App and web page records
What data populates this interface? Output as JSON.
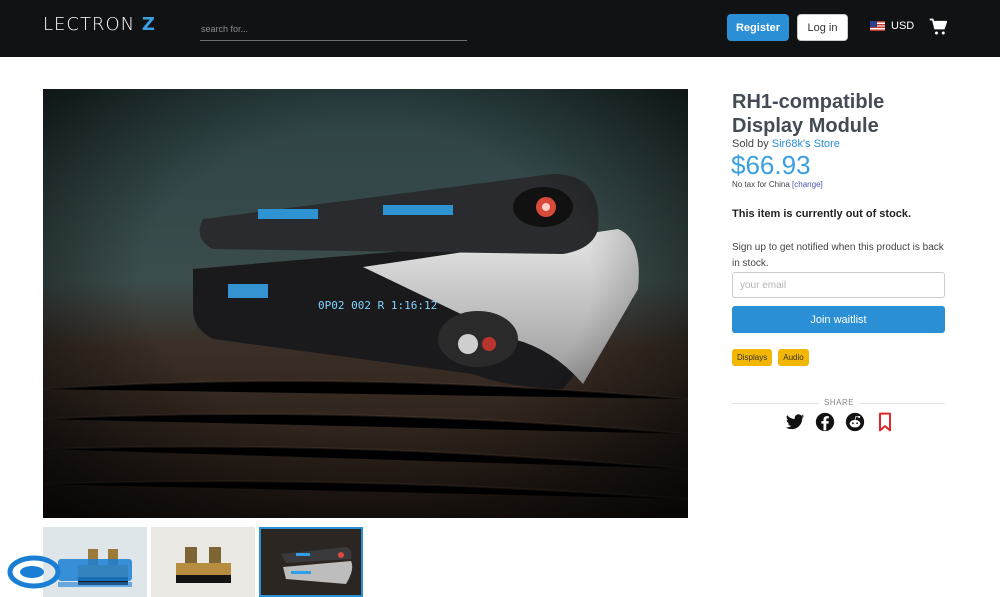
{
  "header": {
    "logo_text": "LECTRON",
    "logo_accent": "Z",
    "search_placeholder": "search for...",
    "register_label": "Register",
    "login_label": "Log in",
    "currency": "USD",
    "cart_icon": "cart-icon",
    "flag_icon": "us-flag-icon"
  },
  "product": {
    "title": "RH1-compatible Display Module",
    "sold_by_prefix": "Sold by",
    "store_name": "Sir68k's Store",
    "price": "$66.93",
    "tax_text": "No tax for China",
    "tax_change": "[change]",
    "stock_status": "This item is currently out of stock.",
    "signup_text": "Sign up to get notified when this product is back in stock.",
    "email_placeholder": "your email",
    "waitlist_label": "Join waitlist",
    "tags": [
      "Displays",
      "Audio"
    ]
  },
  "share": {
    "label": "SHARE",
    "icons": [
      "twitter-icon",
      "facebook-icon",
      "reddit-icon",
      "bookmark-icon"
    ]
  },
  "colors": {
    "accent": "#2b8fd6",
    "price": "#3aa0e0",
    "tag": "#f2b705",
    "header_bg": "#111214"
  }
}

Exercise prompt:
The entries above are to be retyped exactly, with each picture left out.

Output below:
What data populates this interface? Output as JSON.
{
  "header": {
    "logo_text": "LECTRON",
    "logo_accent": "Z",
    "search_placeholder": "search for...",
    "register_label": "Register",
    "login_label": "Log in",
    "currency": "USD",
    "cart_icon": "cart-icon",
    "flag_icon": "us-flag-icon"
  },
  "product": {
    "title": "RH1-compatible Display Module",
    "sold_by_prefix": "Sold by",
    "store_name": "Sir68k's Store",
    "price": "$66.93",
    "tax_text": "No tax for China",
    "tax_change": "[change]",
    "stock_status": "This item is currently out of stock.",
    "signup_text": "Sign up to get notified when this product is back in stock.",
    "email_placeholder": "your email",
    "waitlist_label": "Join waitlist",
    "tags": [
      "Displays",
      "Audio"
    ]
  },
  "share": {
    "label": "SHARE",
    "icons": [
      "twitter-icon",
      "facebook-icon",
      "reddit-icon",
      "bookmark-icon"
    ]
  },
  "colors": {
    "accent": "#2b8fd6",
    "price": "#3aa0e0",
    "tag": "#f2b705",
    "header_bg": "#111214"
  }
}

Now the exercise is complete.